2nd moment of area: formula used?


I am using both a custom code and the ‘slice geometry’ module from ImageJ to compute the maximum and minimum moment of area of a stack of slices. However, I get a difference between the two outputs and I don’t get why.

In my custom code, I use the following formula, based on Mohr’s circle, to compute Imin and Imax:
I_min = (Ixx + Iyy)/2 - sqrt( (Ixx-Iyy)^2/2 + Ixy^2 ) ;
I_max = (Ixx + Iyy)/2 + sqrt( (Ixx-Iyy)^2/2 + Ixy^2 ) ;

Except this formula, every pre-processing step is the same.
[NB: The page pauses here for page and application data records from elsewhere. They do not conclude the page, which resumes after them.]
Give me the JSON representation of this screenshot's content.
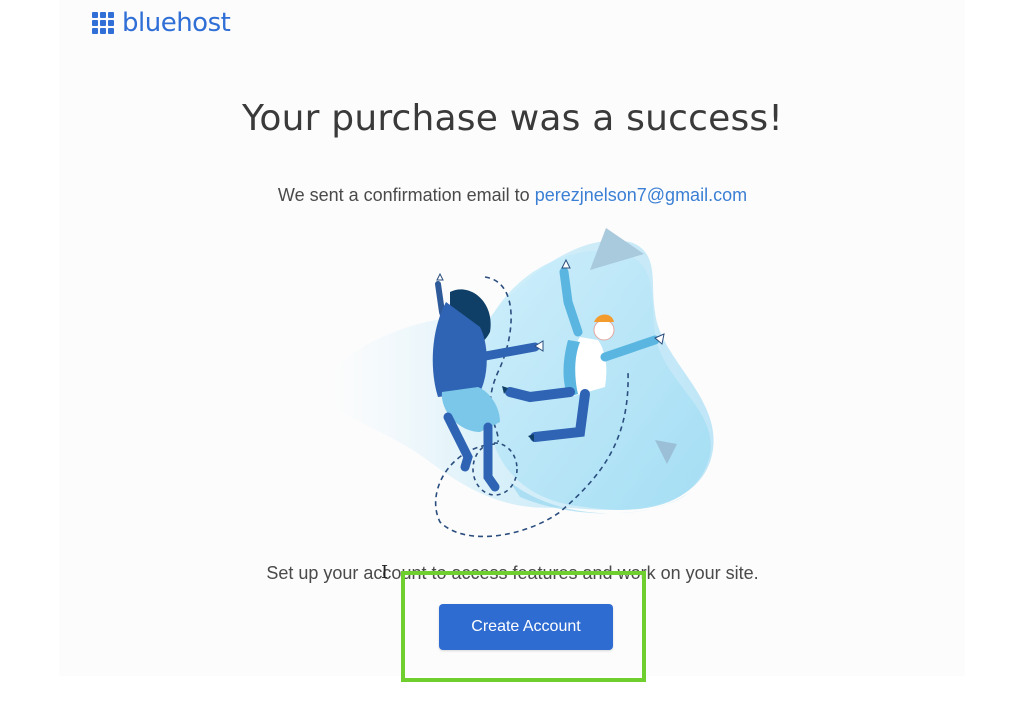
{
  "brand": {
    "name": "bluehost",
    "color": "#2f6fd6"
  },
  "main": {
    "headline": "Your purchase was a success!",
    "confirmation_prefix": "We sent a confirmation email to",
    "email": "perezjnelson7@gmail.com",
    "setup_text": "Set up your account to access features and work on your site.",
    "create_account_label": "Create Account"
  },
  "colors": {
    "button": "#2e6cd1",
    "highlight": "#6fcf2e",
    "link": "#3b7fd4"
  },
  "icons": {
    "logo": "grid-icon",
    "illustration": "celebration-illustration",
    "cursor": "text-cursor-icon"
  }
}
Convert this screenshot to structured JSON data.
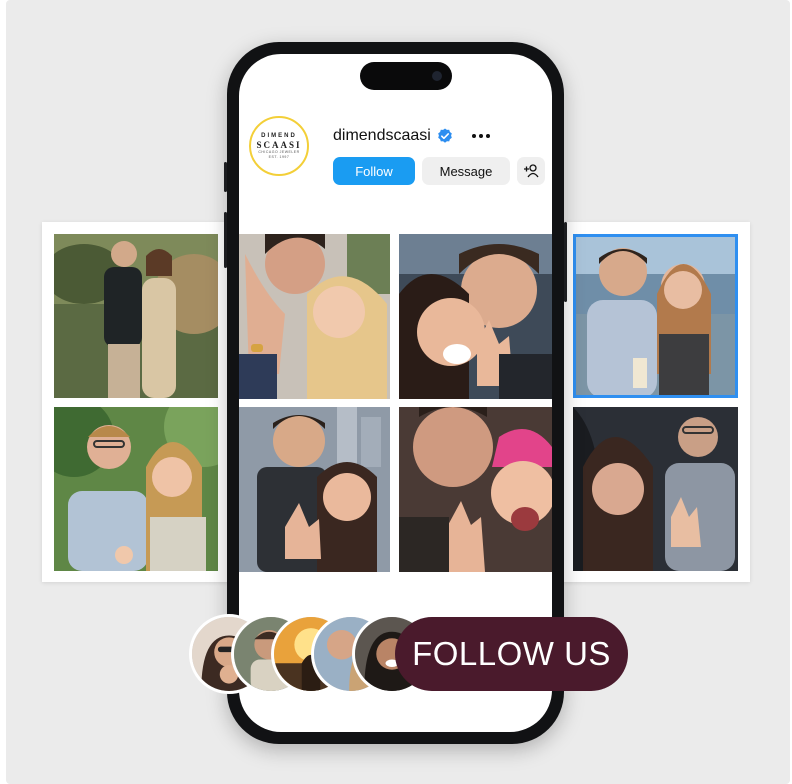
{
  "profile": {
    "username": "dimendscaasi",
    "logo": {
      "top": "DIMEND",
      "main": "SCAASI",
      "sub": "CHICAGO JEWELER",
      "sub2": "EST. 1997"
    },
    "verified": true
  },
  "buttons": {
    "follow": "Follow",
    "message": "Message"
  },
  "icons": {
    "verified": "verified-badge-icon",
    "more": "more-options-icon",
    "add_user": "add-user-icon"
  },
  "cta": {
    "label": "FOLLOW US"
  },
  "colors": {
    "follow_button": "#1a9cf2",
    "cta_background": "#4a1a2c",
    "logo_ring": "#f3cf38",
    "selected_outline": "#2f8ff0",
    "background": "#ebebeb"
  },
  "photos": [
    {
      "name": "couple-outdoor-garden",
      "selected": false
    },
    {
      "name": "couple-kiss-ring",
      "selected": false
    },
    {
      "name": "couple-selfie-ring",
      "selected": false
    },
    {
      "name": "couple-lake-view",
      "selected": true
    },
    {
      "name": "couple-trees-ring",
      "selected": false
    },
    {
      "name": "couple-city-ring",
      "selected": false
    },
    {
      "name": "couple-pink-cap",
      "selected": false
    },
    {
      "name": "couple-car-selfie",
      "selected": false
    }
  ],
  "follower_avatars": [
    "avatar-1",
    "avatar-2",
    "avatar-3",
    "avatar-4",
    "avatar-5"
  ]
}
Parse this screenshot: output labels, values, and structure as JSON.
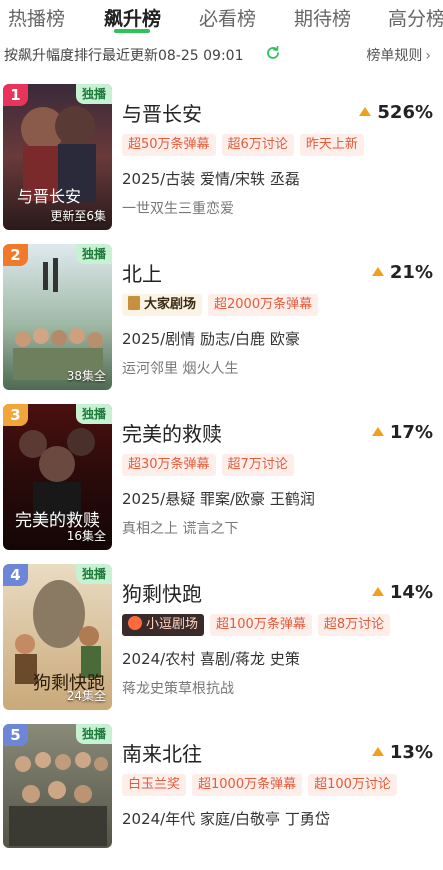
{
  "tabs": [
    {
      "label": "热播榜",
      "active": false
    },
    {
      "label": "飙升榜",
      "active": true
    },
    {
      "label": "必看榜",
      "active": false
    },
    {
      "label": "期待榜",
      "active": false
    },
    {
      "label": "高分榜",
      "active": false
    }
  ],
  "subheader": {
    "description": "按飙升幅度排行最近更新08-25 09:01",
    "rules_label": "榜单规则",
    "refresh_icon": "refresh-icon"
  },
  "colors": {
    "accent_green": "#2ec25b",
    "rank_colors": [
      "#e8335a",
      "#f07a2a",
      "#f2a53a",
      "#6e86d8",
      "#6e86d8"
    ],
    "tag_text": "#e25c3d",
    "rise_arrow": "#f0a020"
  },
  "items": [
    {
      "rank": "1",
      "badge": "独播",
      "title": "与晋长安",
      "rise": "526%",
      "tags": [
        "超50万条弹幕",
        "超6万讨论",
        "昨天上新"
      ],
      "meta": "2025/古装 爱情/宋轶 丞磊",
      "desc": "一世双生三重恋爱",
      "episodes": "更新至6集",
      "brand": null
    },
    {
      "rank": "2",
      "badge": "独播",
      "title": "北上",
      "rise": "21%",
      "tags": [
        "超2000万条弹幕"
      ],
      "meta": "2025/剧情 励志/白鹿 欧豪",
      "desc": "运河邻里 烟火人生",
      "episodes": "38集全",
      "brand": "大家剧场"
    },
    {
      "rank": "3",
      "badge": "独播",
      "title": "完美的救赎",
      "rise": "17%",
      "tags": [
        "超30万条弹幕",
        "超7万讨论"
      ],
      "meta": "2025/悬疑 罪案/欧豪 王鹤润",
      "desc": "真相之上 谎言之下",
      "episodes": "16集全",
      "brand": null
    },
    {
      "rank": "4",
      "badge": "独播",
      "title": "狗剩快跑",
      "rise": "14%",
      "tags": [
        "超100万条弹幕",
        "超8万讨论"
      ],
      "meta": "2024/农村 喜剧/蒋龙 史策",
      "desc": "蒋龙史策草根抗战",
      "episodes": "24集全",
      "brand": "小逗剧场"
    },
    {
      "rank": "5",
      "badge": "独播",
      "title": "南来北往",
      "rise": "13%",
      "tags": [
        "白玉兰奖",
        "超1000万条弹幕",
        "超100万讨论"
      ],
      "meta": "2024/年代 家庭/白敬亭 丁勇岱",
      "desc": "",
      "episodes": "",
      "brand": null
    }
  ]
}
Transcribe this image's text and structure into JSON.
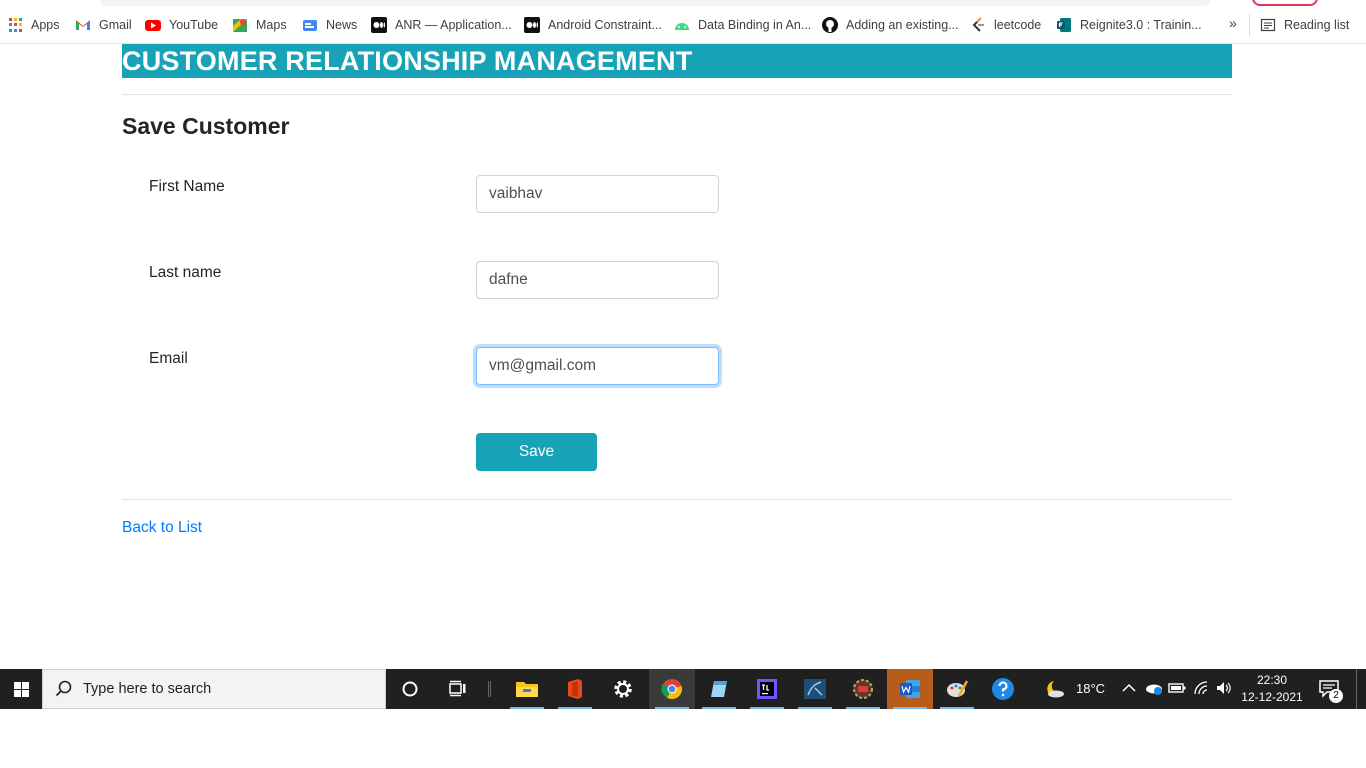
{
  "bookmarks": {
    "apps": "Apps",
    "items": [
      {
        "label": "Gmail",
        "icon": "gmail-icon"
      },
      {
        "label": "YouTube",
        "icon": "youtube-icon"
      },
      {
        "label": "Maps",
        "icon": "maps-icon"
      },
      {
        "label": "News",
        "icon": "news-icon"
      },
      {
        "label": "ANR — Application...",
        "icon": "medium-icon"
      },
      {
        "label": "Android Constraint...",
        "icon": "medium-icon"
      },
      {
        "label": "Data Binding in An...",
        "icon": "android-icon"
      },
      {
        "label": "Adding an existing...",
        "icon": "github-icon"
      },
      {
        "label": "leetcode",
        "icon": "leetcode-icon"
      },
      {
        "label": "Reignite3.0 : Trainin...",
        "icon": "forms-icon"
      }
    ],
    "more": "»",
    "reading_list": "Reading list"
  },
  "header": {
    "title": "CUSTOMER RELATIONSHIP MANAGEMENT"
  },
  "page": {
    "title": "Save Customer"
  },
  "form": {
    "first_name": {
      "label": "First Name",
      "value": "vaibhav"
    },
    "last_name": {
      "label": "Last name",
      "value": "dafne"
    },
    "email": {
      "label": "Email",
      "value": "vm@gmail.com"
    },
    "save_label": "Save"
  },
  "back_link": "Back to List",
  "taskbar": {
    "search_placeholder": "Type here to search",
    "temperature": "18°C",
    "time": "22:30",
    "date": "12-12-2021",
    "notification_count": "2"
  },
  "colors": {
    "accent": "#17a2b8",
    "link": "#007bff",
    "taskbar": "#202020"
  }
}
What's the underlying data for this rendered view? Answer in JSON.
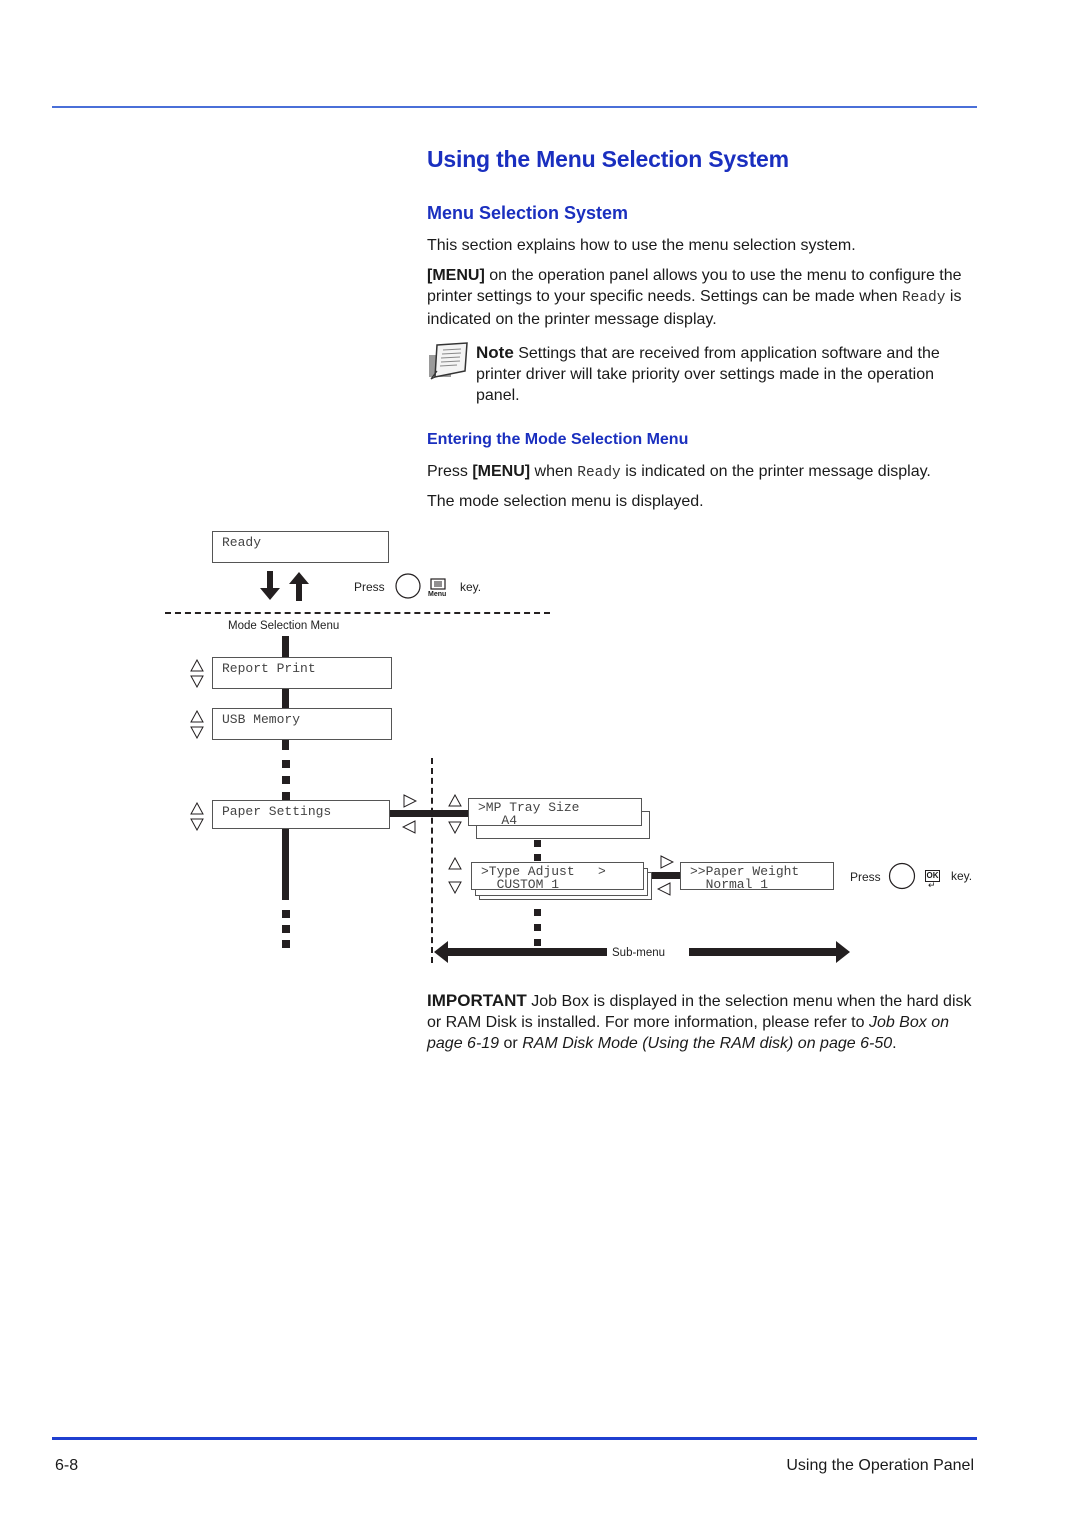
{
  "page": {
    "title": "Using the Menu Selection System",
    "section_title": "Menu Selection System",
    "intro": "This section explains how to use the menu selection system.",
    "menu_para": {
      "key": "[MENU]",
      "text1": " on the operation panel allows you to use the menu to configure the printer settings to your specific needs. Settings can be made when ",
      "ready": "Ready",
      "text2": " is indicated on the printer message display."
    },
    "note": {
      "label": "Note",
      "text": "  Settings that are received from application software and the printer driver will take priority over settings made in the operation panel.",
      "icon": "note-paper-icon"
    },
    "subsection_title": "Entering the Mode Selection Menu",
    "press_para": {
      "prefix": "Press ",
      "key": "[MENU]",
      "mid": " when ",
      "ready": "Ready",
      "suffix": " is indicated on the printer message display."
    },
    "displayed": "The mode selection menu is displayed.",
    "important": {
      "label": "IMPORTANT",
      "text1": "  Job Box is displayed in the selection menu when the hard disk or RAM Disk is installed. For more information, please refer to ",
      "link1": "Job Box on page 6-19",
      "text2": " or ",
      "link2": "RAM Disk Mode (Using the RAM disk) on page 6-50",
      "text3": "."
    }
  },
  "diagram": {
    "ready_display": "Ready",
    "press_label": "Press",
    "key_label": "key.",
    "menu_key_caption": "Menu",
    "mode_selection_label": "Mode Selection Menu",
    "menu_items": [
      "Report Print",
      "USB Memory",
      "Paper Settings"
    ],
    "submenu": {
      "mp_tray": [
        "&gt;MP Tray Size",
        "   A4"
      ],
      "mp_tray_line1": ">MP Tray Size",
      "mp_tray_line2": "   A4",
      "type_adjust_line1": ">Type Adjust   >",
      "type_adjust_line2": "  CUSTOM 1",
      "paper_weight_line1": ">>Paper Weight",
      "paper_weight_line2": "  Normal 1"
    },
    "ok_key_caption": "OK",
    "submenu_label": "Sub-menu"
  },
  "footer": {
    "page_number": "6-8",
    "chapter": "Using the Operation Panel"
  }
}
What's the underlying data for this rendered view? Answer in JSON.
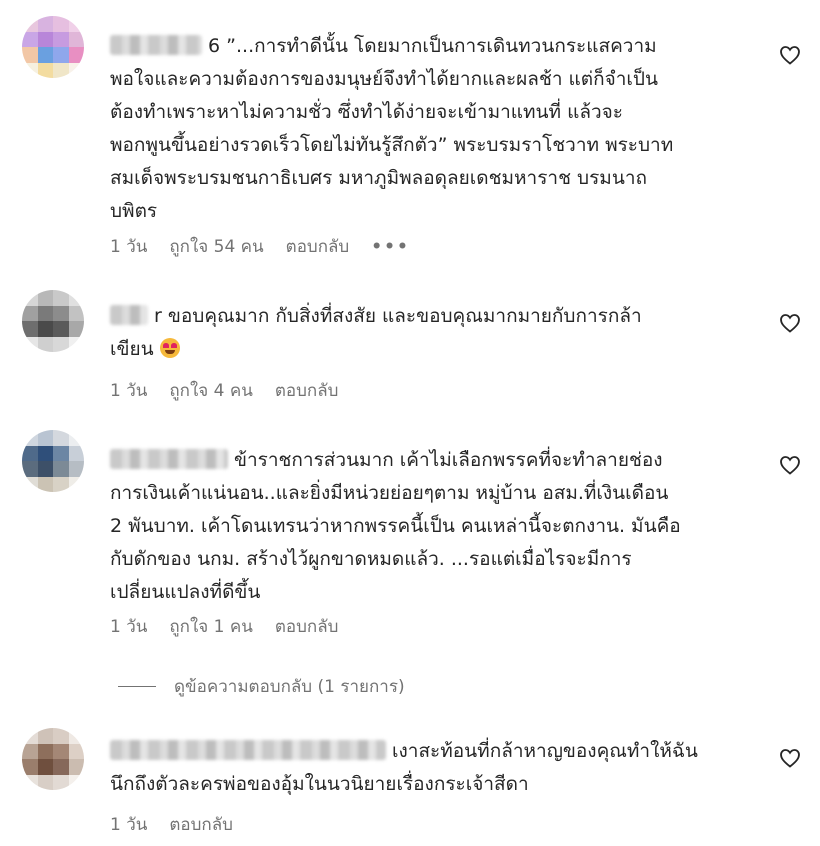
{
  "comments": [
    {
      "username_suffix": "6",
      "text": "”...การทำดีนั้น โดยมากเป็นการเดินทวนกระแสความ\nพอใจและความต้องการของมนุษย์จึงทำได้ยากและผลช้า แต่ก็จำเป็น\nต้องทำเพราะหาไม่ความชั่ว ซึ่งทำได้ง่ายจะเข้ามาแทนที่ แล้วจะ\nพอกพูนขึ้นอย่างรวดเร็วโดยไม่ทันรู้สึกตัว” พระบรมราโชวาท พระบาท\nสมเด็จพระบรมชนกาธิเบศร มหาภูมิพลอดุลยเดชมหาราช บรมนาถ\nบพิตร",
      "time": "1 วัน",
      "likes": "ถูกใจ 54 คน",
      "reply": "ตอบกลับ",
      "more": "•••"
    },
    {
      "username_suffix": "r",
      "text": "ขอบคุณมาก กับสิ่งที่สงสัย และขอบคุณมากมายกับการกล้า\nเขียน",
      "emoji": "heart-eyes-emoji",
      "time": "1 วัน",
      "likes": "ถูกใจ 4 คน",
      "reply": "ตอบกลับ"
    },
    {
      "username_suffix": "",
      "text": "ข้าราชการส่วนมาก เค้าไม่เลือกพรรคที่จะทำลายช่อง\nการเงินเค้าแน่นอน..และยิ่งมีหน่วยย่อยๆตาม หมู่บ้าน อสม.ที่เงินเดือน\n2 พันบาท. เค้าโดนเทรนว่าหากพรรคนี้เป็น คนเหล่านี้จะตกงาน. มันคือ\nกับดักของ นกม. สร้างไว้ผูกขาดหมดแล้ว. ...รอแต่เมื่อไรจะมีการ\nเปลี่ยนแปลงที่ดีขึ้น",
      "time": "1 วัน",
      "likes": "ถูกใจ 1 คน",
      "reply": "ตอบกลับ",
      "view_replies": "ดูข้อความตอบกลับ (1 รายการ)"
    },
    {
      "username_suffix": "",
      "text": "เงาสะท้อนที่กล้าหาญของคุณทำให้ฉัน\nนึกถึงตัวละครพ่อของอุ้มในนวนิยายเรื่องกระเจ้าสีดา",
      "time": "1 วัน",
      "reply": "ตอบกลับ"
    }
  ],
  "icons": {
    "like": "heart-outline-icon"
  },
  "colors": {
    "text": "#262626",
    "meta": "#737373"
  }
}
Therefore, does anyone know which precise formula is applied in ‘slice geometry’?

Thanks a lot for the help !

Code is available to read here

No particular geometry is assumed: it’s just a sum of squares of distances from an axis (and parallel axis theorem IIRC). You should get a very similar answer that an annulus-assuming method gets if you run it on an annulus or circle.


Thanks a lot for the reply, I have found my mistake, which was “stupidly” in the parentheses:

I_min(k) = (Ixx + Iyy)/2 - sqrt(  (Ixx-Iyy)^2/4  + Ixy^2 ) ;
I_max(k) = (Ixx + Iyy)/2 + sqrt(  (Ixx-Iyy)^2/4  + Ixy^2 ) ;

However, could you explain me what you mean by “each pixel’s own moment” ?

Each pixel represents a finite area in the plane, not an infinitely small point. So for each pixel you have to add a small adjustment (“the pixel’s own moment”) to compensate, which is the squared area of the rectangle (usually a square) within the pixel grid divided by 12, because the second moment of area of a square is w⁴ /12

// + /12 is for each pixel's own moment
			final double Myys = sxxs - (sxs * sxs / sumAreaFractions) + sumAreaFractions * vW * vW / 12;
			final double Mxxs = syys - (sys * sys / sumAreaFractions) + sumAreaFractions * vH * vH / 12;
			final double Mxys = sxys - (sxs * sys / sumAreaFractions) + sumAreaFractions * vH * vW / 12;

I remember being sceptical when the necessity for this correction was pointed out, because pixels are not little squares, and ran some tests on rectangles. I highly recommend generating some test images with easily predictable Imin and Imax, (e.g. discs, annuli, rectangles, rotated rectangles, rotated rectangles with a hole in the middle, etc.) to see how your results compare to easily computed examples.

1 Like

I see ! Indeed running test images always help

Thanks a lot

1 Like